AACD have performed at all kinds of events including mainstream cheerleading and dance competitions, Civic Park Carols, Minda Inc. International Day of People with Disability Show, Kids, Youth & Disability Expos, school workshops at disability schools and much more. “We performed at the Australian All-Star Cheerleading Federation SA State Championship and placed first in the DanceAbility section, and have also participated in Aussie Gold’s State Championship and Cheer-Con’s Worlds Experience,” Giaccio referred to the events the company has performed at.

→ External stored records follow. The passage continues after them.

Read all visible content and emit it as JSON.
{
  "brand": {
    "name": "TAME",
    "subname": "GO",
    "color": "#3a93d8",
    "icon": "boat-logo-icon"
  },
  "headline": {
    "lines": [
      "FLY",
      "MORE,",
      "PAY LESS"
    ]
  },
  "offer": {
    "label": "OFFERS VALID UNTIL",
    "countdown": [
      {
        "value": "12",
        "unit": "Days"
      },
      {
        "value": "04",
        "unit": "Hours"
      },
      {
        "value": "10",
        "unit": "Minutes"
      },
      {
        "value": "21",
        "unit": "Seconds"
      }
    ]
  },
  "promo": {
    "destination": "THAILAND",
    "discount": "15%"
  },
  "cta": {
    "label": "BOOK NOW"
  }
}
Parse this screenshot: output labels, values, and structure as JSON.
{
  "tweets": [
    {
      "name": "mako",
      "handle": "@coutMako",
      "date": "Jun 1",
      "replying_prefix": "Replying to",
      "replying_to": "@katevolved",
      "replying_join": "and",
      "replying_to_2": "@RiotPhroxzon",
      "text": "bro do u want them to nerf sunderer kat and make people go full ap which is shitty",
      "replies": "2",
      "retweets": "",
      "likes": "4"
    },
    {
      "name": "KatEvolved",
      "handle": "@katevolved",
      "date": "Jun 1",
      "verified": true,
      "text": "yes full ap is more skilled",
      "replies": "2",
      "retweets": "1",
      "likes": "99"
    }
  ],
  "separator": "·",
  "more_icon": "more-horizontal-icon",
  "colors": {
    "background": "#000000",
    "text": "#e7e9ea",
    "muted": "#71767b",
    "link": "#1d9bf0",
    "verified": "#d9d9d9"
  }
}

It’s a big thing in the eyes of AACD to be part of the Adelaide Lightning’s Gameday experience; and ground-breaking at the same time. “It’s one of the biggest opportunities for us to be included as there is not a lot disability represented in this area. It is great to see the Lightning involving companies like us and give us a great opportunity to be involved in a mainstream activity which typically includes neuro typical people. I think it’s the first of its kind so we wanted to start something that grabbed people’s attention around the topic of inclusion,” Giaccio declared for her company.
For the culture of basketball entertainment in terms of inclusion and participation overall, this creates a pathway that as mentioned before may be a new opportunity for elite sporting clubs. “We see it as a pathway for all that shows the spectators and the players that people with disability can be involved in something like this. It crashes through barriers and shows that anybody can be involved. It above all shows the things that neuro typical people can do that people with disabilities can be just as involved in.”